Atmospheric Effects

The enormous aerosol cloud from the March-April 1982 eruption of Mexico's El Chichón persisted for years in the stratosphere, and led to the Atmospheric Effects section becoming a regular feature of the Bulletin. Descriptions of the initial dispersal of major eruption clouds remain with the individual eruption reports, but observations of long-term stratospheric aerosol loading will be found in this section.

Atmospheric Effects (1980-1989)  Atmospheric Effects (1995-2001)

Special Announcements

Special announcements of various kinds and obituaries.

Special Announcements  Obituaries

Misc Reports
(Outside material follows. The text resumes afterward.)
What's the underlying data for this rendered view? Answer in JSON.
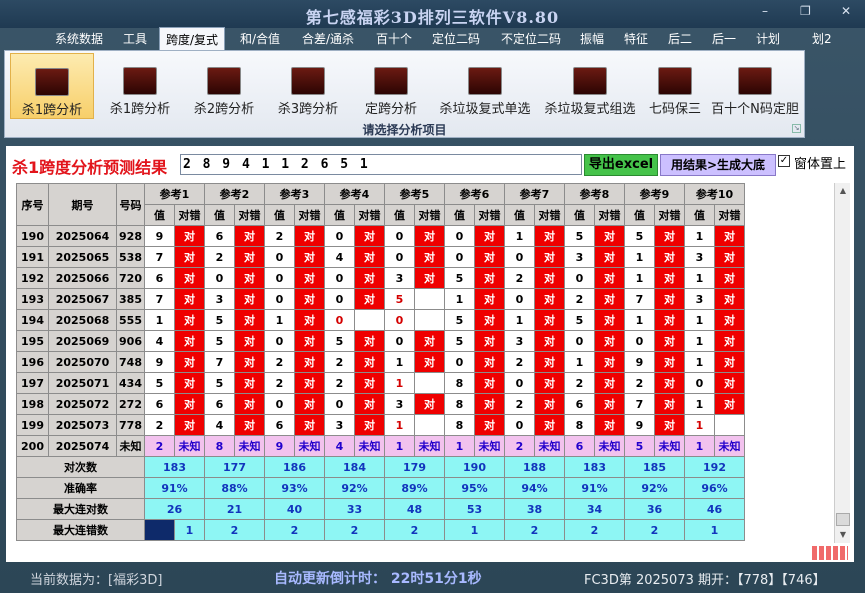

Reports are sometimes published that are not related to a Holocene volcano. These might include observations of a Pleistocene volcano, earthquake swarms, or floating pumice. Reports are also sometimes published in which the source of the activity is unknown or the report is determined to be false. All of these types of additional reports are listed below by subject.

Additional Reports  False Reports